Devlin AM., Ling EH., Peerson JM., Fernando S., Clarke R., Smith AD., Halsted CH.

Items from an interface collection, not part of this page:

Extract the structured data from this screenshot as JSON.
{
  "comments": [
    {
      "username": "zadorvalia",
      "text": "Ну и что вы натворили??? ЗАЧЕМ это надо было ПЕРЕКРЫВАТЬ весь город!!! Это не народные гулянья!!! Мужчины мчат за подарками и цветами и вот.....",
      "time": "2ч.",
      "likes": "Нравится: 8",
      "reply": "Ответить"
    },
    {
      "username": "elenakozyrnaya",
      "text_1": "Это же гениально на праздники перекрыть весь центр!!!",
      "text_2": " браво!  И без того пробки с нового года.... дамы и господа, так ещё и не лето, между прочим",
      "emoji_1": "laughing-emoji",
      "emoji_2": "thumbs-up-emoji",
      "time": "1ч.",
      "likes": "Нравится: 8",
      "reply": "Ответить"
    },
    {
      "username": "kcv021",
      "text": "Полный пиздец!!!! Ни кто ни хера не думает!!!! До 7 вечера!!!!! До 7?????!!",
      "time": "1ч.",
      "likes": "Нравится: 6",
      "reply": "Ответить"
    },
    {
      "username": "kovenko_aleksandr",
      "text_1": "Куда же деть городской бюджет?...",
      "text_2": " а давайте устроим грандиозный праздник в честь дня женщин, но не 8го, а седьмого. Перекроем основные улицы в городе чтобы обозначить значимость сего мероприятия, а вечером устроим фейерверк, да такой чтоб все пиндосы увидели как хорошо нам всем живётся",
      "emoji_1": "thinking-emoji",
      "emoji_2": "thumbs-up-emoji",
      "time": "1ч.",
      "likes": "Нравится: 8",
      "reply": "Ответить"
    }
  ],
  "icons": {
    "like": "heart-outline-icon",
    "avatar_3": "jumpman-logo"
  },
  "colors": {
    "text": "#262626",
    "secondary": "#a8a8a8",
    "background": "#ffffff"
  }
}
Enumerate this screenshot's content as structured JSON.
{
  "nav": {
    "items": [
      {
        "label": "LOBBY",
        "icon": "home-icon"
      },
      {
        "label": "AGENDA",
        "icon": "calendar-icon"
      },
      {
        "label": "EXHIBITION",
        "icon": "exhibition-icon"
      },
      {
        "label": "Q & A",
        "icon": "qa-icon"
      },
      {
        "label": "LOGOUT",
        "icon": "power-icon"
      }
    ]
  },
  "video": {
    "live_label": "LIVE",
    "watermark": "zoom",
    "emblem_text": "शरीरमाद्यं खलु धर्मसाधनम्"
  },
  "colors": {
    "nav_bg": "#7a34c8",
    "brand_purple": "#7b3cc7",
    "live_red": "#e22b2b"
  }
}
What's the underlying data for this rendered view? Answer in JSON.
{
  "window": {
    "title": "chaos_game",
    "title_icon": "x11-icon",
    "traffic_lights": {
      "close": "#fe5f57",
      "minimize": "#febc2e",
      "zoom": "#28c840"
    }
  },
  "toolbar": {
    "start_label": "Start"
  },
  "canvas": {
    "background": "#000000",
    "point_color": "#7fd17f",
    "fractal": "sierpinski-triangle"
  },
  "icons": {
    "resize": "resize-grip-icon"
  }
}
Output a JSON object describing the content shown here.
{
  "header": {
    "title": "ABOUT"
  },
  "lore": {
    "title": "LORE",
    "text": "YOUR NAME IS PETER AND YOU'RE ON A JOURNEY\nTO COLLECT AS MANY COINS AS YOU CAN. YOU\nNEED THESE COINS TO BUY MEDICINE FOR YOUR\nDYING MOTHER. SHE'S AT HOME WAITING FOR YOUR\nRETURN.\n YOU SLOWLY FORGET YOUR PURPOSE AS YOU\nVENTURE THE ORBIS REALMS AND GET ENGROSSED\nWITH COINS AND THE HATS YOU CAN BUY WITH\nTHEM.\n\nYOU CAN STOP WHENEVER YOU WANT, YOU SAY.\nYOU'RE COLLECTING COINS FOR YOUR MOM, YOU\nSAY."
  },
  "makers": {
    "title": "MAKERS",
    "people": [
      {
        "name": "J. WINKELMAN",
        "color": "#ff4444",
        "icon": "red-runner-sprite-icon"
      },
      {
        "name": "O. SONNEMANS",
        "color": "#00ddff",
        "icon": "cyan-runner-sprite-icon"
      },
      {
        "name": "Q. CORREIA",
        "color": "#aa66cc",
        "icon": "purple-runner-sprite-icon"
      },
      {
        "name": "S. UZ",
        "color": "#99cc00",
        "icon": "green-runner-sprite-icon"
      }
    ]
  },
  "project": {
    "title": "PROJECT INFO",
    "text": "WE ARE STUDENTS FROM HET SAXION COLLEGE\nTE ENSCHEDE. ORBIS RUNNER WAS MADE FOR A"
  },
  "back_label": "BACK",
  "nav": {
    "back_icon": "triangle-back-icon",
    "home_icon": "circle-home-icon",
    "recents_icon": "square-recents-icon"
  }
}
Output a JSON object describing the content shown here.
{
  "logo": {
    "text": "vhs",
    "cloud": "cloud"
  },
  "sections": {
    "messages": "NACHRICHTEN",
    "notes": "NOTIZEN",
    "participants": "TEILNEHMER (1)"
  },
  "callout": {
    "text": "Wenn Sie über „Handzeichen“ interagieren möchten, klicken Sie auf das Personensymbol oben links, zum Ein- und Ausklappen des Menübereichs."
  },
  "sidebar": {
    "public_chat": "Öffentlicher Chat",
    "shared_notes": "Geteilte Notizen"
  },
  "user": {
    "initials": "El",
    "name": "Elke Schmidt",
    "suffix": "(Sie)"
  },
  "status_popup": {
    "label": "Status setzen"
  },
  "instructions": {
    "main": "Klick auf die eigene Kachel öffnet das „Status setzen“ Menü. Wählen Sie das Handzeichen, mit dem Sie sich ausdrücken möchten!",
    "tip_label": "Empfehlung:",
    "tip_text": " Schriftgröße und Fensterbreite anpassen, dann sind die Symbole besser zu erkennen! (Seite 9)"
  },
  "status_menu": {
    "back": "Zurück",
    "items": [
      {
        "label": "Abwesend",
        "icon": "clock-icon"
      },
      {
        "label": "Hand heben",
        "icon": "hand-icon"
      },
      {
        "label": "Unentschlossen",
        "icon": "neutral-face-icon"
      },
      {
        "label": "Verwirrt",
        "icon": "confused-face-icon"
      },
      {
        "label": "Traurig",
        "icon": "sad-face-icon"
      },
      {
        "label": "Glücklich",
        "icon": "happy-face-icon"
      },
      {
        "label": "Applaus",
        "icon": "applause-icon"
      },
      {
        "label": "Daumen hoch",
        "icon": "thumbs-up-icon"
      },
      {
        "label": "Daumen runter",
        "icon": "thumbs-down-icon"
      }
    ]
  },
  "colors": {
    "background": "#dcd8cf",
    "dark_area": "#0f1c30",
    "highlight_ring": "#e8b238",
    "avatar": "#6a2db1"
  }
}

Low blood folate levels result in hyperhomocysteinemia, which has been associated with increased risk for cardiovascular disease, neural tube defects and cognitive deficits. Intake of dietary folates is the chief determinant of blood folate levels. Molecular defects in the intestinal absorption of dietary folates that precipitate low blood folate levels and hyperhomocysteinemia have not been investigated previously. Dietary folates are a mixture of polyglutamylated folates which are digested to monoglutamyl folates by the action of folylpoly-gamma-glutamate carboxypeptidase (FGCP), an enzyme that is anchored to the intestinal brush border membrane and is expressed by the glutamate carboxypepidase II (GCPII) gene. We cloned GCPII cDNA from human intestine and identified both a full-length transcript and a 93 bp shorter transcript lacking exon 18, consistent with the presence of a splice variant. In addition, we identified an H475Y polymorphism in GCPII in DNA samples from a healthy Caucasian population (n = 75). We found that membranes of transfected COS-7 cells expressing the H475Y variant GCPII cDNA had 53% less FGCP activity than did cells expressing wild-type GCPII. The presence of the H475Y GCPII allele was significantly associated with lower folate and higher homocysteine levels in this population. These data suggest that the presence of the H475Y GCPII allele impairs the intestinal absorption of dietary folates, resulting in relatively low blood folate levels and consequent hyperhomocysteinemia.